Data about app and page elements
· · · · ·

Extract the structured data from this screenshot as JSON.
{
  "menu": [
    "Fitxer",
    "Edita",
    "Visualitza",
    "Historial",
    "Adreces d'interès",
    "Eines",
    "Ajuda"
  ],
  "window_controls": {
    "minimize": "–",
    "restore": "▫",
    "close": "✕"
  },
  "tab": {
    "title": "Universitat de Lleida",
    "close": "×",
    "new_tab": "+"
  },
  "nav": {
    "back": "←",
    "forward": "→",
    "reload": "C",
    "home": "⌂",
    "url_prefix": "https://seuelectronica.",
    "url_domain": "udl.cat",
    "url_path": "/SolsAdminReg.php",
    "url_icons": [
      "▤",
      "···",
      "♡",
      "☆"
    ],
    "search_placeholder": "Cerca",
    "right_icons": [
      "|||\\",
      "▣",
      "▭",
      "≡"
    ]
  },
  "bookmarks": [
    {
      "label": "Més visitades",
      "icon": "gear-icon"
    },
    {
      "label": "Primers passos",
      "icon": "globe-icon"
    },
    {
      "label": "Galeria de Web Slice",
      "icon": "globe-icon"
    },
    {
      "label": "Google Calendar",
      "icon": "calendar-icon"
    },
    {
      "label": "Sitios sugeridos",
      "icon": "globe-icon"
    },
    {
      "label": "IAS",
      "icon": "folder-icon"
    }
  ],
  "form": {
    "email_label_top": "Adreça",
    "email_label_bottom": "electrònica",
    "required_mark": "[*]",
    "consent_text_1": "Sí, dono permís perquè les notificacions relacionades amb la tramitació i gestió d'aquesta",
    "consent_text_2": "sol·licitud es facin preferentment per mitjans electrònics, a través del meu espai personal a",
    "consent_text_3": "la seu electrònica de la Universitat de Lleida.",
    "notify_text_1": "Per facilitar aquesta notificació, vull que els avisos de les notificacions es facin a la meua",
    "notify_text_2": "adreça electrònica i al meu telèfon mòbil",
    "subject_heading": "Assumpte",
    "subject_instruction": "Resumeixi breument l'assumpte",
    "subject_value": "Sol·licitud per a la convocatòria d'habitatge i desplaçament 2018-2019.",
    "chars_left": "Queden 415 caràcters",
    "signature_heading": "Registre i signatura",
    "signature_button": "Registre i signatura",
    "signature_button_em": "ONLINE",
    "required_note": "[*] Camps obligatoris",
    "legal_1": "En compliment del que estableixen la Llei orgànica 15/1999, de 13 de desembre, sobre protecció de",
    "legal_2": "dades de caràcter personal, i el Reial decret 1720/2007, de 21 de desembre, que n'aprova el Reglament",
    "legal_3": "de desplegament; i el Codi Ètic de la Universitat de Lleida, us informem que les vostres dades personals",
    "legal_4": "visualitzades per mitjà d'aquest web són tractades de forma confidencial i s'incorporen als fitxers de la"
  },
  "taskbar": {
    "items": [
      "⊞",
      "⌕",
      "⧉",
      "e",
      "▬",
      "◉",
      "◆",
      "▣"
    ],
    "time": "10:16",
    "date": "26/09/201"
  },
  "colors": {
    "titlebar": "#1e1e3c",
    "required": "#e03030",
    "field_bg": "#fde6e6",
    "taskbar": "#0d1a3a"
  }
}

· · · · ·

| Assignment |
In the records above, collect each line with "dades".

| Result of the task |
    "legal_2": "dades de caràcter personal, i el Reial decret 1720/2007, de 21 de desembre, que n'aprova el Reglament",
    "legal_3": "de desplegament; i el Codi Ètic de la Universitat de Lleida, us informem que les vostres dades personals",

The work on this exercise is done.